_ACTIVITY_. Each line of the material below is to be checked for "история"; the number of matching lines is the only output expected.
###
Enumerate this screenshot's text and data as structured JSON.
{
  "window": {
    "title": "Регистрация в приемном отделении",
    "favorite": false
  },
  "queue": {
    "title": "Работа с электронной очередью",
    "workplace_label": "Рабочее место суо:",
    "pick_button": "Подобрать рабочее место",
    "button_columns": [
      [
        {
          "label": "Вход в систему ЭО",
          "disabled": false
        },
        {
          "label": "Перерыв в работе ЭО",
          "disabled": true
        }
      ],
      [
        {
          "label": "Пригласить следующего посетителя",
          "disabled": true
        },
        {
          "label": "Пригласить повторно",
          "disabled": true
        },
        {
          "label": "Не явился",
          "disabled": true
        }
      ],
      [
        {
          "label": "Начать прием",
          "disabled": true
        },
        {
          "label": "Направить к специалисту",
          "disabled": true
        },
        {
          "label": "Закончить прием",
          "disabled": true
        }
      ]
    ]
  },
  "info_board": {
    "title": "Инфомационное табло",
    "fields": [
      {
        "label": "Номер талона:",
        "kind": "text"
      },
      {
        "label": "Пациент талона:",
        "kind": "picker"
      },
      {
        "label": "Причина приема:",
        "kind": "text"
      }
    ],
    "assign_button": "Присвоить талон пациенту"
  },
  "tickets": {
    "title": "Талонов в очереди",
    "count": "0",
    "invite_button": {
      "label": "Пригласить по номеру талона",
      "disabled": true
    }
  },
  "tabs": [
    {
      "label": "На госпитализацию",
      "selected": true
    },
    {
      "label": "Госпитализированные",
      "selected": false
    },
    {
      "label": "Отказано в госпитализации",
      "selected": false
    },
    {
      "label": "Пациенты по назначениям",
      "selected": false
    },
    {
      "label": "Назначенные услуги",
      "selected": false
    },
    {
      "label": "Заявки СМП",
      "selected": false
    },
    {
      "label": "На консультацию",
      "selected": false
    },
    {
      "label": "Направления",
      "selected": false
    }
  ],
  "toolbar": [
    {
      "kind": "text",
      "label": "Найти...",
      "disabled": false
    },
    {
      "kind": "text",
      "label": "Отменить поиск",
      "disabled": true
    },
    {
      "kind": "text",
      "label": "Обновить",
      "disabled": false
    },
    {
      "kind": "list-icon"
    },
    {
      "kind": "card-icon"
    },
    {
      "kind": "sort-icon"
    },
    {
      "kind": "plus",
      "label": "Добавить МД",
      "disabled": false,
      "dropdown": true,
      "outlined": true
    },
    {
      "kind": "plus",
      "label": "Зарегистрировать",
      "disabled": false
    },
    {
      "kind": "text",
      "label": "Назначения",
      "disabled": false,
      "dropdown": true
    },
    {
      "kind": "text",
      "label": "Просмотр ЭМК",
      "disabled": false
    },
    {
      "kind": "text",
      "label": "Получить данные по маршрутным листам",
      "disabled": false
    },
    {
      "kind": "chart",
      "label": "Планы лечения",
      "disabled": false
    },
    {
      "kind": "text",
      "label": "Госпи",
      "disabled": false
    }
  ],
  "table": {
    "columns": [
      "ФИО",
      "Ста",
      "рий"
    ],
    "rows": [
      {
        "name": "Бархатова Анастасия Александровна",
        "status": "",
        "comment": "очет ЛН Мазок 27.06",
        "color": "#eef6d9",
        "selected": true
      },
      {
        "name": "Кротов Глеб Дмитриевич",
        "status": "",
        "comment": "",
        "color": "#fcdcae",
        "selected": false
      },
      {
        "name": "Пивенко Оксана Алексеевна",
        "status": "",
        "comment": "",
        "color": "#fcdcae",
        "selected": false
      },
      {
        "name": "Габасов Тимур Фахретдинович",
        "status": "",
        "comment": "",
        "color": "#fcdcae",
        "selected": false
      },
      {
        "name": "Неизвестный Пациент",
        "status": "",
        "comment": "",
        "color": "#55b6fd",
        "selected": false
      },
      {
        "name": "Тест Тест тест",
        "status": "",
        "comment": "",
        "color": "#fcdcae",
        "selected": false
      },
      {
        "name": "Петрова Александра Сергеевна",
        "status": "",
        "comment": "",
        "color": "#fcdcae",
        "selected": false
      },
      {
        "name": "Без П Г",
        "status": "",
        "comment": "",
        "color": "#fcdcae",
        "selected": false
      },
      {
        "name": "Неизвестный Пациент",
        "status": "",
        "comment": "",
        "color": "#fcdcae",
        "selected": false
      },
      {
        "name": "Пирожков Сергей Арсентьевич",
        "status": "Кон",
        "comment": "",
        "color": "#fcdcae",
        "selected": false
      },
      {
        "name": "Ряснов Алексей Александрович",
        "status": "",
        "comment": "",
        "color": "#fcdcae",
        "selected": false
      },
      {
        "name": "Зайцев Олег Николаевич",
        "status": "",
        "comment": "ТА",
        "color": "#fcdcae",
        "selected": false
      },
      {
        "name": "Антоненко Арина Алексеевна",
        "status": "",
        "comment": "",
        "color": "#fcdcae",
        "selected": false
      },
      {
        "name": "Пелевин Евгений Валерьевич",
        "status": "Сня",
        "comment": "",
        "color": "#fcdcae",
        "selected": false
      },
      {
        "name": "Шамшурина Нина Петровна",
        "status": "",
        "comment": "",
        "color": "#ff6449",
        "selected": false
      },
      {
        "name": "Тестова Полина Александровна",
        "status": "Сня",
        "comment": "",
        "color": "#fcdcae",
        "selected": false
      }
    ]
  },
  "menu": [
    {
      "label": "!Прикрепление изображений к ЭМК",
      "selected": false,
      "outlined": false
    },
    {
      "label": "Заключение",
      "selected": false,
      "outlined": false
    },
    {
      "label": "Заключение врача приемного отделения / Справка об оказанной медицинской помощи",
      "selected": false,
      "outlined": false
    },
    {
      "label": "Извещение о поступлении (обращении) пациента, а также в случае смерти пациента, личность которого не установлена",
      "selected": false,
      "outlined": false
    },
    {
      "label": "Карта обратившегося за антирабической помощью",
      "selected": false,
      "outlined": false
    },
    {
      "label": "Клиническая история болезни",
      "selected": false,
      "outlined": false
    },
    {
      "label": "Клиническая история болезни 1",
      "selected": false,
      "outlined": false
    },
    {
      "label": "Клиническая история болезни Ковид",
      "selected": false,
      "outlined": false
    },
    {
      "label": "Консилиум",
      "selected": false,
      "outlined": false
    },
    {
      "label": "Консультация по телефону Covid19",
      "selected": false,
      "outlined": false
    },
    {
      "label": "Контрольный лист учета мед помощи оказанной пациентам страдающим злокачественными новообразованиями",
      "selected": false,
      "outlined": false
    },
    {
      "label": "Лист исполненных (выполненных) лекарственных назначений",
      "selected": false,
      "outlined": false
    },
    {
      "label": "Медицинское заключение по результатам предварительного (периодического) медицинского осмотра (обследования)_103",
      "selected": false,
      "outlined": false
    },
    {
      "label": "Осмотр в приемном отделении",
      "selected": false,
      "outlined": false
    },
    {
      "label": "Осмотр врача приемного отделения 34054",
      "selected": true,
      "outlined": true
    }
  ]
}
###
_OUTPUT FOR THIS TASK_. 3